#### [WHAT YOU HAVE TO DO]
Report only how many lines in the material contain "icon".

#### [DATA PROVIDED]

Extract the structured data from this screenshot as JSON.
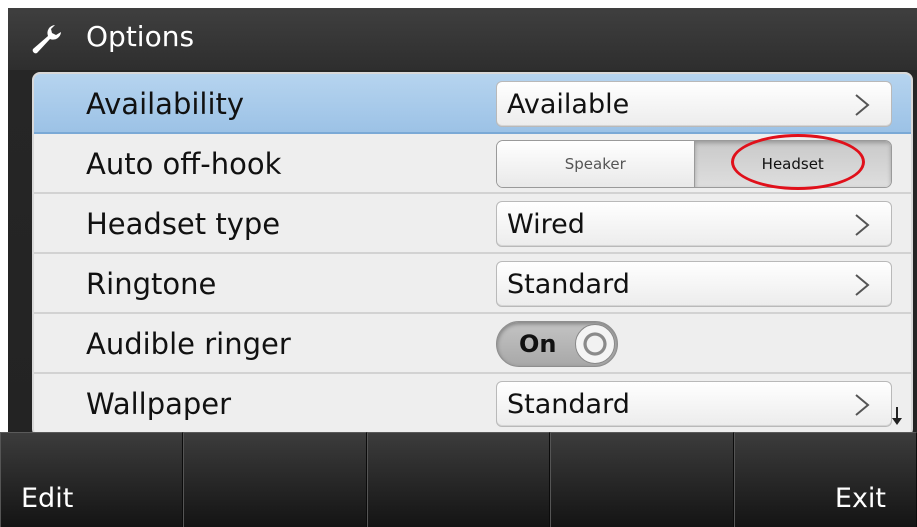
{
  "header": {
    "title": "Options",
    "icon": "wrench-icon"
  },
  "rows": [
    {
      "label": "Availability",
      "value": "Available",
      "control": "select"
    },
    {
      "label": "Auto off-hook",
      "control": "segmented",
      "options": [
        "Speaker",
        "Headset"
      ],
      "selected": "Headset"
    },
    {
      "label": "Headset type",
      "value": "Wired",
      "control": "select"
    },
    {
      "label": "Ringtone",
      "value": "Standard",
      "control": "select"
    },
    {
      "label": "Audible ringer",
      "control": "switch",
      "value": "On"
    },
    {
      "label": "Wallpaper",
      "value": "Standard",
      "control": "select"
    }
  ],
  "softkeys": [
    "Edit",
    "",
    "",
    "",
    "Exit"
  ],
  "colors": {
    "selection": "#9cc2e6",
    "annotation": "#e0101a",
    "background": "#262626"
  }
}
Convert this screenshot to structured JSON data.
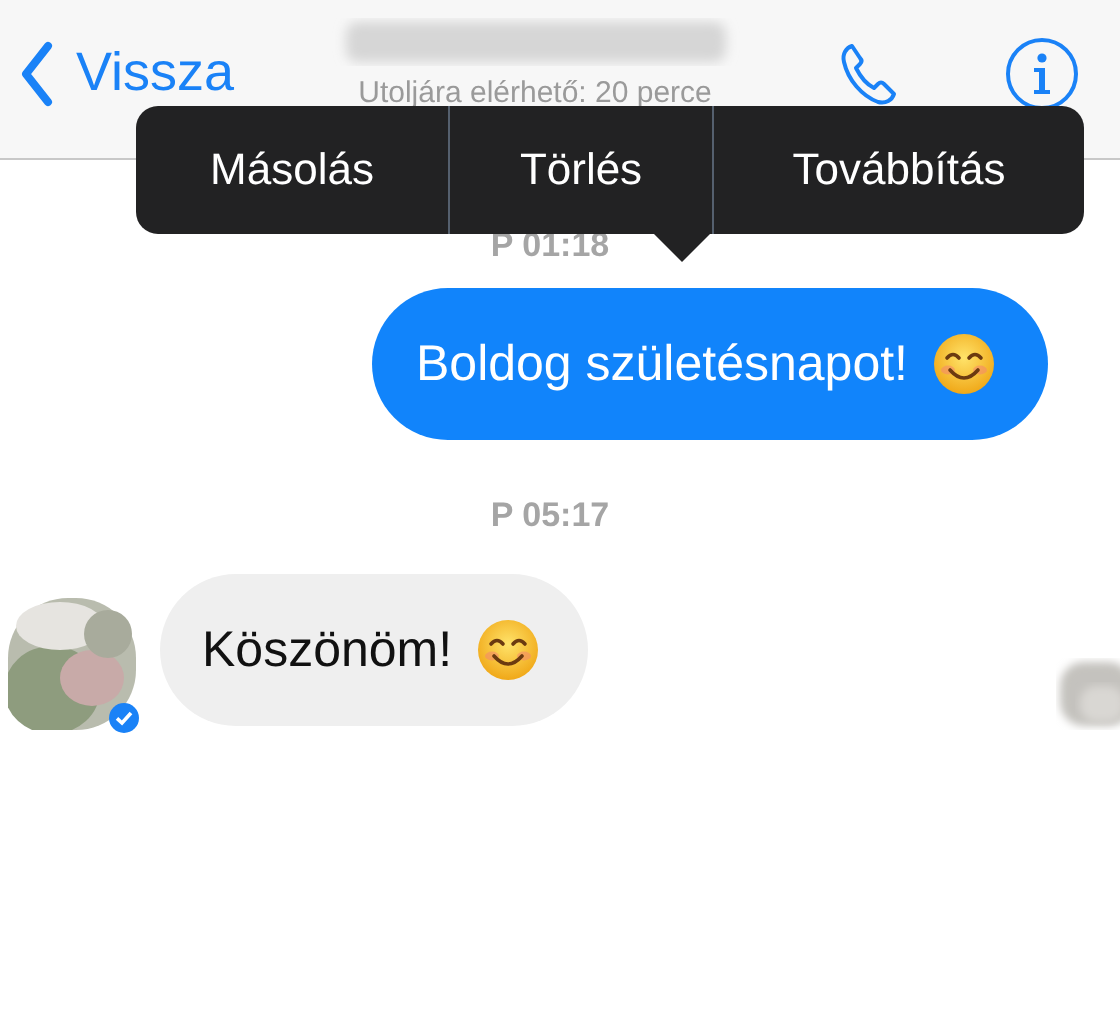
{
  "header": {
    "back_label": "Vissza",
    "subtitle": "Utoljára elérhető: 20 perce"
  },
  "context_menu": [
    "Másolás",
    "Törlés",
    "Továbbítás"
  ],
  "messages": [
    {
      "kind": "time",
      "text": "P 01:18"
    },
    {
      "kind": "sent",
      "text": "Boldog születésnapot!",
      "emoji": true
    },
    {
      "kind": "time",
      "text": "P 05:17"
    },
    {
      "kind": "received",
      "text": "Köszönöm!",
      "emoji": true,
      "verified": true
    }
  ]
}
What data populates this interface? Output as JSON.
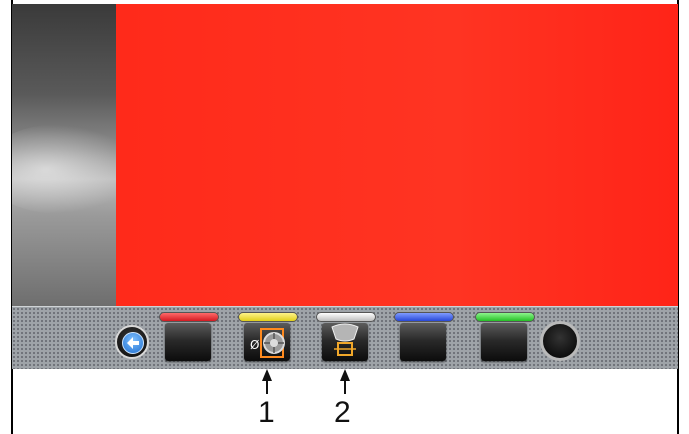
{
  "display": {
    "color": "#ff2e1e"
  },
  "toolbar": {
    "buttons": [
      {
        "name": "back-arrow-icon",
        "led": null
      },
      {
        "name": "soft-key-1",
        "led": "#e8232b"
      },
      {
        "name": "rim-diameter-icon",
        "led": "#efe43a",
        "symbol": "Ø"
      },
      {
        "name": "rim-width-icon",
        "led": "#d8d8d8"
      },
      {
        "name": "soft-key-4",
        "led": "#3a5fe8"
      },
      {
        "name": "soft-key-5",
        "led": "#3cd23c"
      },
      {
        "name": "round-key",
        "led": null
      }
    ]
  },
  "callouts": [
    {
      "label": "1"
    },
    {
      "label": "2"
    }
  ]
}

#### [TASK SOLUTION]
4